The Wall Street Journal today wrote an ominous story about one of the underlying causes for the newspaper crisis: the flight of classified ads from traditional print outlets to online competition such as CraigsList.
The nut grafs:
Last March, Baylor Health Care System, a large Dallas-based nonprofit, began purchasing keywords on Google, Yahoo and employment-related search engines SimplyHired.com and Indeed.com. The search-engine ads generated more applicants, at less cost, than the other recruiting methods, says Eileen Bouthillet, director of human resources communications.
In the first six months of the program, Ms. Bouthillet says, the search-engine ads delivered 5,250 applicants, at an average cost of $4. By contrast, Baylor paid an average of $30 for each of the 3,125 applicants who came via job boards, and $750 each for the 215 applicants who replied to a newspaper or magazine ad.

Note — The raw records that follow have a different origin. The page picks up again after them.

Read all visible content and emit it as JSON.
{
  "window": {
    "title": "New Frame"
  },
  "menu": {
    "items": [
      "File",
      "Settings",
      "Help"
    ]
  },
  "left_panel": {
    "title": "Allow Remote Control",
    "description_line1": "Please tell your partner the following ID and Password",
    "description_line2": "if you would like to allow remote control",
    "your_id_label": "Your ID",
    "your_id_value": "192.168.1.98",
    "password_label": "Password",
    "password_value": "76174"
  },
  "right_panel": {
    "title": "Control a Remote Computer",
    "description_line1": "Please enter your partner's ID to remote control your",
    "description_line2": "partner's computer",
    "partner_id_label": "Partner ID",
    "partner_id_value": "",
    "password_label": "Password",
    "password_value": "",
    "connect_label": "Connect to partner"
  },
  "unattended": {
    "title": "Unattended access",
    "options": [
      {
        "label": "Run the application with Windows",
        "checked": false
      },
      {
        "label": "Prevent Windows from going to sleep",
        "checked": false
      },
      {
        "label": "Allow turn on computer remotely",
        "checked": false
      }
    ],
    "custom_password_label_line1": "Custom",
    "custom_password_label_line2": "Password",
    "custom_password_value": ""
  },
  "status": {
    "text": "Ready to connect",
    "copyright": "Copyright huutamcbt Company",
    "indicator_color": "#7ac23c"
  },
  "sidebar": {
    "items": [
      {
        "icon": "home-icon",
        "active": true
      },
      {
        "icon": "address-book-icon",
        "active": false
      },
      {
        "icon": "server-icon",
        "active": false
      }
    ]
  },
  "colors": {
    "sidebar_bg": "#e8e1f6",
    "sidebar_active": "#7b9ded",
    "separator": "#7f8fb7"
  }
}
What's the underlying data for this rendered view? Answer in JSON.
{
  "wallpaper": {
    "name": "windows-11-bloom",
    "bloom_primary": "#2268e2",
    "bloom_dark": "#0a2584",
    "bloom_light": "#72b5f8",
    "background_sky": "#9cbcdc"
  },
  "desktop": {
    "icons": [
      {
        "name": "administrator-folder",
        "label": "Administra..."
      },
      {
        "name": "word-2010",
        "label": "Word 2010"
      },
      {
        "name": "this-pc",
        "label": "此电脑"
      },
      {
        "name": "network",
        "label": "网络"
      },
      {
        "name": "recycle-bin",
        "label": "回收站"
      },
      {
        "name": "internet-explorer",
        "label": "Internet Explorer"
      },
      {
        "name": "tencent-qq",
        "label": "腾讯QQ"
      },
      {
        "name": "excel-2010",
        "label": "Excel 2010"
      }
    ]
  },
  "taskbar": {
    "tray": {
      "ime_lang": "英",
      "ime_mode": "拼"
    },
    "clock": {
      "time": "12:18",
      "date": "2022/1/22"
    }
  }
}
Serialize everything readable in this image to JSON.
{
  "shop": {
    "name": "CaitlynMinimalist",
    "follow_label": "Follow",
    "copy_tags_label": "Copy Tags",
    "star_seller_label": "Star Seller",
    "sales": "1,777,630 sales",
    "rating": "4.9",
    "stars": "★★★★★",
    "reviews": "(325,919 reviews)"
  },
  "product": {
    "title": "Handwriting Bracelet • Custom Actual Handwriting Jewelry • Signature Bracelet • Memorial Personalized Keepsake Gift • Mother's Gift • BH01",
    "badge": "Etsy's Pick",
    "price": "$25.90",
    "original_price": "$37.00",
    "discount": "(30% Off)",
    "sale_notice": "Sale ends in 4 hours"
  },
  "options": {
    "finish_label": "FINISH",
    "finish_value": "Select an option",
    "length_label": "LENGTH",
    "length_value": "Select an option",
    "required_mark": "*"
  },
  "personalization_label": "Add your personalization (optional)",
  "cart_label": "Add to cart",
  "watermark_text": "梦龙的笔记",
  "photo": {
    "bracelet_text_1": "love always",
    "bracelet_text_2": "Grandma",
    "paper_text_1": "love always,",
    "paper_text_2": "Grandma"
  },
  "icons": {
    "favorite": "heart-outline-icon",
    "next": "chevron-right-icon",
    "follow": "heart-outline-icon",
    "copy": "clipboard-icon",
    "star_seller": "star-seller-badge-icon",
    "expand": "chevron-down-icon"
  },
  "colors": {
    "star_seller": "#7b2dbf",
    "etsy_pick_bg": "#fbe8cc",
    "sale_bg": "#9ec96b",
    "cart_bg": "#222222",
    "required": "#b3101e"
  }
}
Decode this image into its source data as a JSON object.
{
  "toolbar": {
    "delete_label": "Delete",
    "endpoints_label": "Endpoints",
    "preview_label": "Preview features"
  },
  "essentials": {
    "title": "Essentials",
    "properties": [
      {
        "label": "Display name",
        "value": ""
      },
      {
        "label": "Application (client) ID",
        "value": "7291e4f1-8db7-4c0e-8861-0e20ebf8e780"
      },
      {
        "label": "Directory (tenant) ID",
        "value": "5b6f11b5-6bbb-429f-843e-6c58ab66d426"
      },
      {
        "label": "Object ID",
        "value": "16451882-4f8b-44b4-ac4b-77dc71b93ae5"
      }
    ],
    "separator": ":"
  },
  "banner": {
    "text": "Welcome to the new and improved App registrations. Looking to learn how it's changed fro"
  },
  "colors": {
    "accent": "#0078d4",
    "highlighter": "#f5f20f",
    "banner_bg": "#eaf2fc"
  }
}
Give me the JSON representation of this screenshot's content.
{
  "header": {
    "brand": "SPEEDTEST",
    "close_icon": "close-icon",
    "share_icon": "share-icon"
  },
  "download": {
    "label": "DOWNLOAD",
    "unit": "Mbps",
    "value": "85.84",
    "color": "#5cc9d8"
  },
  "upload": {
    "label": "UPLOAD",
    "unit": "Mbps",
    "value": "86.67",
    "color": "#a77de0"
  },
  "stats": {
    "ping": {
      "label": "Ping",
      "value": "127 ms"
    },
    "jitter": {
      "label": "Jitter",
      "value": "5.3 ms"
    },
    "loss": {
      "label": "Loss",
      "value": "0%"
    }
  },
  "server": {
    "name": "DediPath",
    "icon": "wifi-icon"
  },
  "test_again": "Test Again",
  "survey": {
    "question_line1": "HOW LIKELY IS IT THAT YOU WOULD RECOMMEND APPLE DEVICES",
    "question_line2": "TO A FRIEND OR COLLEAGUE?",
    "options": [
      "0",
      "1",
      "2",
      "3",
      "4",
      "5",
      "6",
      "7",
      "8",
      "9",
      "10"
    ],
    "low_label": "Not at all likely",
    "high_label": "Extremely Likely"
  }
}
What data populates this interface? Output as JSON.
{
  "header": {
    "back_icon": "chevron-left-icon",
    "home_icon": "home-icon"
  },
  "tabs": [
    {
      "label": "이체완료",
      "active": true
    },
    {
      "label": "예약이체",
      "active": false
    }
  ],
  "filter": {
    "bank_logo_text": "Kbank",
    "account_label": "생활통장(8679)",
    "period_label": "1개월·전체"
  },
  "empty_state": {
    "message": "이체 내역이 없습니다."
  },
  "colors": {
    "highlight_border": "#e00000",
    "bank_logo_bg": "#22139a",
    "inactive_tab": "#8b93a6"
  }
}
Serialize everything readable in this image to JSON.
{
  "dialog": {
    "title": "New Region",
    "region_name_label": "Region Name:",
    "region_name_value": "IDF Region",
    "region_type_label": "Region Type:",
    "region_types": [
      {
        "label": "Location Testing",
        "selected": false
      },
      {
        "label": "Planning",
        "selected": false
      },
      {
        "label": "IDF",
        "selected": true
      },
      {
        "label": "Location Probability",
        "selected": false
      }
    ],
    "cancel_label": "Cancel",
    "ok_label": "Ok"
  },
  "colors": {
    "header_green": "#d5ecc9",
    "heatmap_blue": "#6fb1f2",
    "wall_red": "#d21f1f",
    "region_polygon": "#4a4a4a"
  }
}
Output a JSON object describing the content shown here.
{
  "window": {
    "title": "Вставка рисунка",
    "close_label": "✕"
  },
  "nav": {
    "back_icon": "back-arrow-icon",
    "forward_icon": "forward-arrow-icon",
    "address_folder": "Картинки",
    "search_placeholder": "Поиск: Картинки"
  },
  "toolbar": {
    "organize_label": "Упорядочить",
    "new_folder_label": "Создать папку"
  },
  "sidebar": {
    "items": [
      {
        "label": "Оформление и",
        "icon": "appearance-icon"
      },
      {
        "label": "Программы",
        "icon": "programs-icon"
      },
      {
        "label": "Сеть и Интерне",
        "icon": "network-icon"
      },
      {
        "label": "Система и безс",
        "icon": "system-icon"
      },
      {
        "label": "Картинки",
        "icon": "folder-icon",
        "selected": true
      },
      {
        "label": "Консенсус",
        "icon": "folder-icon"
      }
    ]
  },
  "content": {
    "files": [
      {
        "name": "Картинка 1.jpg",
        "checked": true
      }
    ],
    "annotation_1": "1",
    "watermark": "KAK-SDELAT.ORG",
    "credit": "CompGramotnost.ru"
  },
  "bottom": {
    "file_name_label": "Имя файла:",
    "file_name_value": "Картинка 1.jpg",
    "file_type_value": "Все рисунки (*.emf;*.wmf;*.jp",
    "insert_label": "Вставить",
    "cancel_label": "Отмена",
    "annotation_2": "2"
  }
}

UPS says it received more than 150,000 applications from the campaign, at an average cost 75% to 80% cheaper than print ads. “We’re cutting newsprint wherever we can and trying to move more to online media,” says Matthew Lavery, corporate work-force planning manager. “Google is outperforming other online media.”